Editor's note: This part two of Sarah's three-part Shakespearean heroines Halloween series. Check out her sleepwalking Lady Macbeth tutorial from earlier this week. Juliet is up tomorrow!
Hamlet is the pinnacle of English literature. (We peaked early.) That's my opinion, of course, though I’m hardly unique in thinking so. Shakespeare really got to go nuts with Hamlet, careening from dazzling wordplay to lowbrow goofiness to arguably the most eloquent exploration of mortality and what it means to be a human that’s ever been put to the page.
And the tragedy and poetry of Ophelia’s death in particular has fascinated visual artists for centuries, most famously Sir John Everett Millais’ painting modeled by Raphaelite superstar Lizzie Siddal. Do a Google image search sometime--the iconography is striking.
Here's how to transform into Ophelia for Halloween. All you need is a little makeup, a few fake flowers, and an inexpensive nightgown, which I showed you where to find here.
Get In Character: 4 Different Ophelias
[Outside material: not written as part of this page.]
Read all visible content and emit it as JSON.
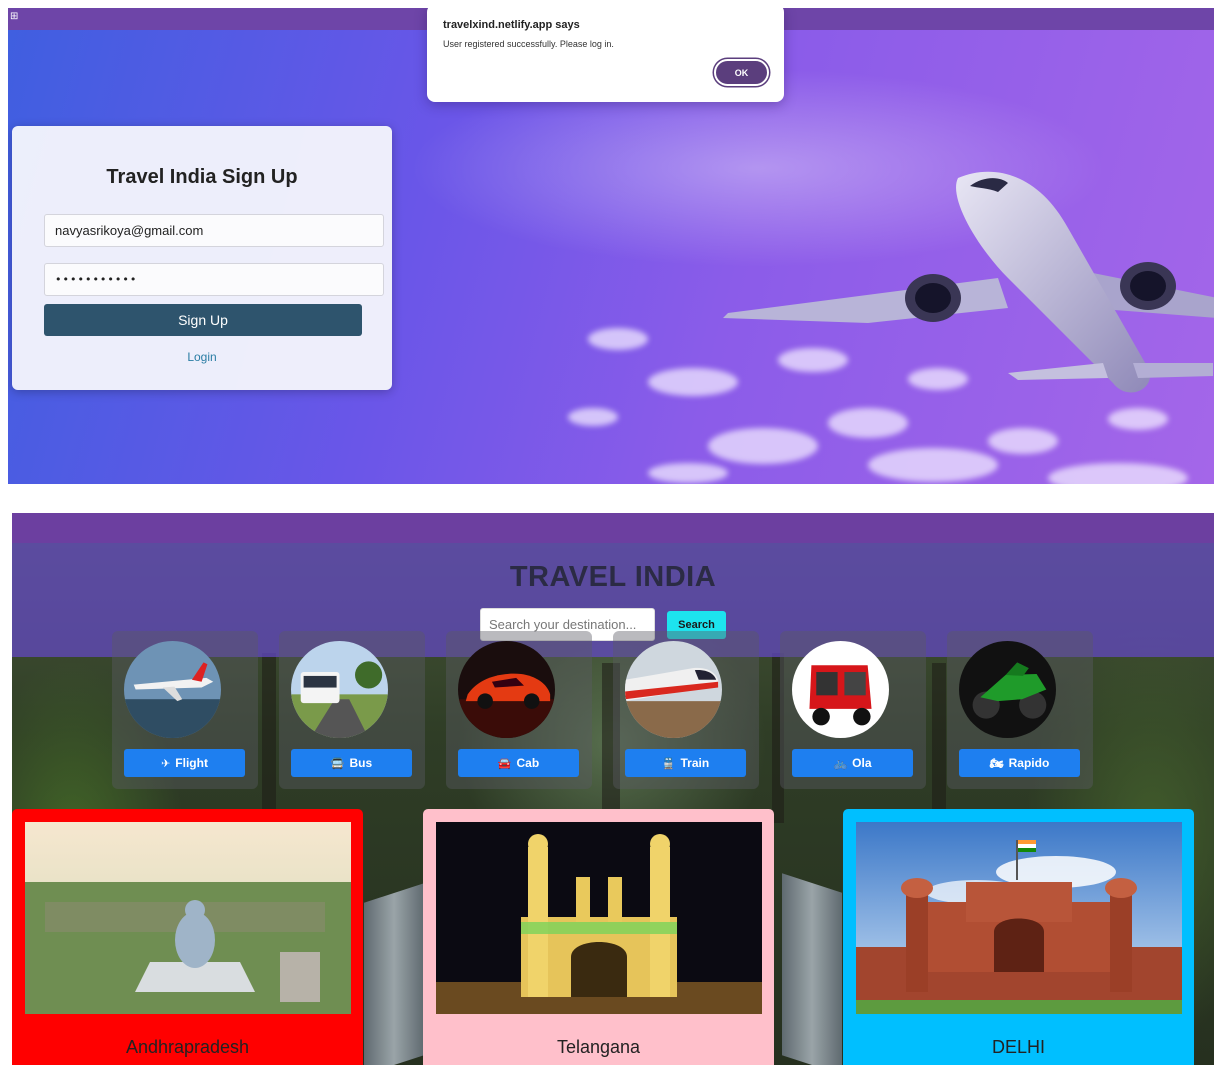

Her clothes spread wide And, mermaid-like, awhile they bore her up; Which time she chaunted snatches of old tunes, As one incapable of her own distress, Or like a creature native and indued Unto that element; but long it could not be Till that her garments, heavy with their drink, Pull'd the poor wretch from her melodious lay To muddy death
Step 1: Deathly Pallor
I began working with a Halloween kit I picked up at CVS, covering my face and shoulders in the grayish-white shade with a foundation brush and contouring with the darker gray, blending with my fingers as I went. They’re not easy to work with, though. I recommend going with your lightest foundation (your winter shade, if you have one).
Step 2: Pretty Dead Girl Eyes
For pretty dead girl eyes, I used the gorgeous plum shade in Guerlain’s Eye Shadow Duo in Cygne Noir, pressing pigment around my entire eye in a wide circle. There’s no great technique here: blend outward with tiny circles around the eye and don’t worry if it’s slightly messy--so are the dark circles we’re evoking!
Step 3: Waterlogged Nails
For waterlogged dead girl nails, layer dark blue, light blue, and nude. Or skip the nude and just use nail polish remover to wipe away some of the blue.
I used MAC Lipstick in Pure Heroine with MAC Cyber on the inside. For the inside shade, just close your lips around the bullet and twist. It looks stupid, but it works.
Add some sheen for a wet look on cheekbones, collarbones, shoulders, etc. I used Skinfood Royal Honey Soothing Balm, but Vaseline works too.
For hair, scrunch in Old-school L.A. Looks Wet Look Gel and thread in little real or fake flowers secured with bobby pins.
- What's your favorite Shakespearean character?
- Have you ever dressed up as a character from Shakespeare for Halloween? Pics in the comments!